TASK PROMPT | Each of the lines below must be written out exactly as shown.

Excerpts from an interface dataset |
((
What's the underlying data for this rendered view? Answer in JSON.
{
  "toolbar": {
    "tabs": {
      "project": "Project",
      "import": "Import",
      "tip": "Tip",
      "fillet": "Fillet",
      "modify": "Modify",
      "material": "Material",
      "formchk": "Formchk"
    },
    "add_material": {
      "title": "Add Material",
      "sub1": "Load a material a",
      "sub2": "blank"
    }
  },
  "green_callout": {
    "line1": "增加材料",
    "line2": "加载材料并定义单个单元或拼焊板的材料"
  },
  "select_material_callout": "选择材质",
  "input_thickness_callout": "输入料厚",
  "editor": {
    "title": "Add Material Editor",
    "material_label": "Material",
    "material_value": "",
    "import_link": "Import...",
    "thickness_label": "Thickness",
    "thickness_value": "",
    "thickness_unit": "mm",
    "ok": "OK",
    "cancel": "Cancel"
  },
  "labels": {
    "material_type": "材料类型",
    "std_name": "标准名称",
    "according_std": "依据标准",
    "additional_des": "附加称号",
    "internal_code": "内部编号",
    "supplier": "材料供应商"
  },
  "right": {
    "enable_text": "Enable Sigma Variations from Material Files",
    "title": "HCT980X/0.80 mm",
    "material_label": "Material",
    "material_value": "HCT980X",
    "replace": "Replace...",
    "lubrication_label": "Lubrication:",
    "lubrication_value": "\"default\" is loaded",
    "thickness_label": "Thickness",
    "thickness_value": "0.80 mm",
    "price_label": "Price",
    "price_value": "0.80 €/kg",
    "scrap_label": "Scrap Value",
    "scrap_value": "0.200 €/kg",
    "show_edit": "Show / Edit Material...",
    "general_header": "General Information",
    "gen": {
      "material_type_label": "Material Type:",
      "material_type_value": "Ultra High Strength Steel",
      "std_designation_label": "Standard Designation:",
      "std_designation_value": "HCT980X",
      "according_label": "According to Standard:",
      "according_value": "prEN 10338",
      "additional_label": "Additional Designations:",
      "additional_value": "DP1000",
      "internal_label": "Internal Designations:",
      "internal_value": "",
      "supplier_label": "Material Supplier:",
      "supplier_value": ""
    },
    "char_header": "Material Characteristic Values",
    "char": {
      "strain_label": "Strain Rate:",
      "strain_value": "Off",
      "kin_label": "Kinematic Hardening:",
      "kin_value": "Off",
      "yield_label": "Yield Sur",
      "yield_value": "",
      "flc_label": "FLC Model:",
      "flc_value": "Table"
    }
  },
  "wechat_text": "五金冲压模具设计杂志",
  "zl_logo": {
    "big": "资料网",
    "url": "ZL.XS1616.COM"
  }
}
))
RESULT OF THE TASK |
What's the underlying data for this rendered view? Answer in JSON.
{
  "toolbar": {
    "tabs": {
      "project": "Project",
      "import": "Import",
      "tip": "Tip",
      "fillet": "Fillet",
      "modify": "Modify",
      "material": "Material",
      "formchk": "Formchk"
    },
    "add_material": {
      "title": "Add Material",
      "sub1": "Load a material a",
      "sub2": "blank"
    }
  },
  "green_callout": {
    "line1": "增加材料",
    "line2": "加载材料并定义单个单元或拼焊板的材料"
  },
  "select_material_callout": "选择材质",
  "input_thickness_callout": "输入料厚",
  "editor": {
    "title": "Add Material Editor",
    "material_label": "Material",
    "material_value": "",
    "import_link": "Import...",
    "thickness_label": "Thickness",
    "thickness_value": "",
    "thickness_unit": "mm",
    "ok": "OK",
    "cancel": "Cancel"
  },
  "labels": {
    "material_type": "材料类型",
    "std_name": "标准名称",
    "according_std": "依据标准",
    "additional_des": "附加称号",
    "internal_code": "内部编号",
    "supplier": "材料供应商"
  },
  "right": {
    "enable_text": "Enable Sigma Variations from Material Files",
    "title": "HCT980X/0.80 mm",
    "material_label": "Material",
    "material_value": "HCT980X",
    "replace": "Replace...",
    "lubrication_label": "Lubrication:",
    "lubrication_value": "\"default\" is loaded",
    "thickness_label": "Thickness",
    "thickness_value": "0.80 mm",
    "price_label": "Price",
    "price_value": "0.80 €/kg",
    "scrap_label": "Scrap Value",
    "scrap_value": "0.200 €/kg",
    "show_edit": "Show / Edit Material...",
    "general_header": "General Information",
    "gen": {
      "material_type_label": "Material Type:",
      "material_type_value": "Ultra High Strength Steel",
      "std_designation_label": "Standard Designation:",
      "std_designation_value": "HCT980X",
      "according_label": "According to Standard:",
      "according_value": "prEN 10338",
      "additional_label": "Additional Designations:",
      "additional_value": "DP1000",
      "internal_label": "Internal Designations:",
      "internal_value": "",
      "supplier_label": "Material Supplier:",
      "supplier_value": ""
    },
    "char_header": "Material Characteristic Values",
    "char": {
      "strain_label": "Strain Rate:",
      "strain_value": "Off",
      "kin_label": "Kinematic Hardening:",
      "kin_value": "Off",
      "yield_label": "Yield Sur",
      "yield_value": "",
      "flc_label": "FLC Model:",
      "flc_value": "Table"
    }
  },
  "wechat_text": "五金冲压模具设计杂志",
  "zl_logo": {
    "big": "资料网",
    "url": "ZL.XS1616.COM"
  }
}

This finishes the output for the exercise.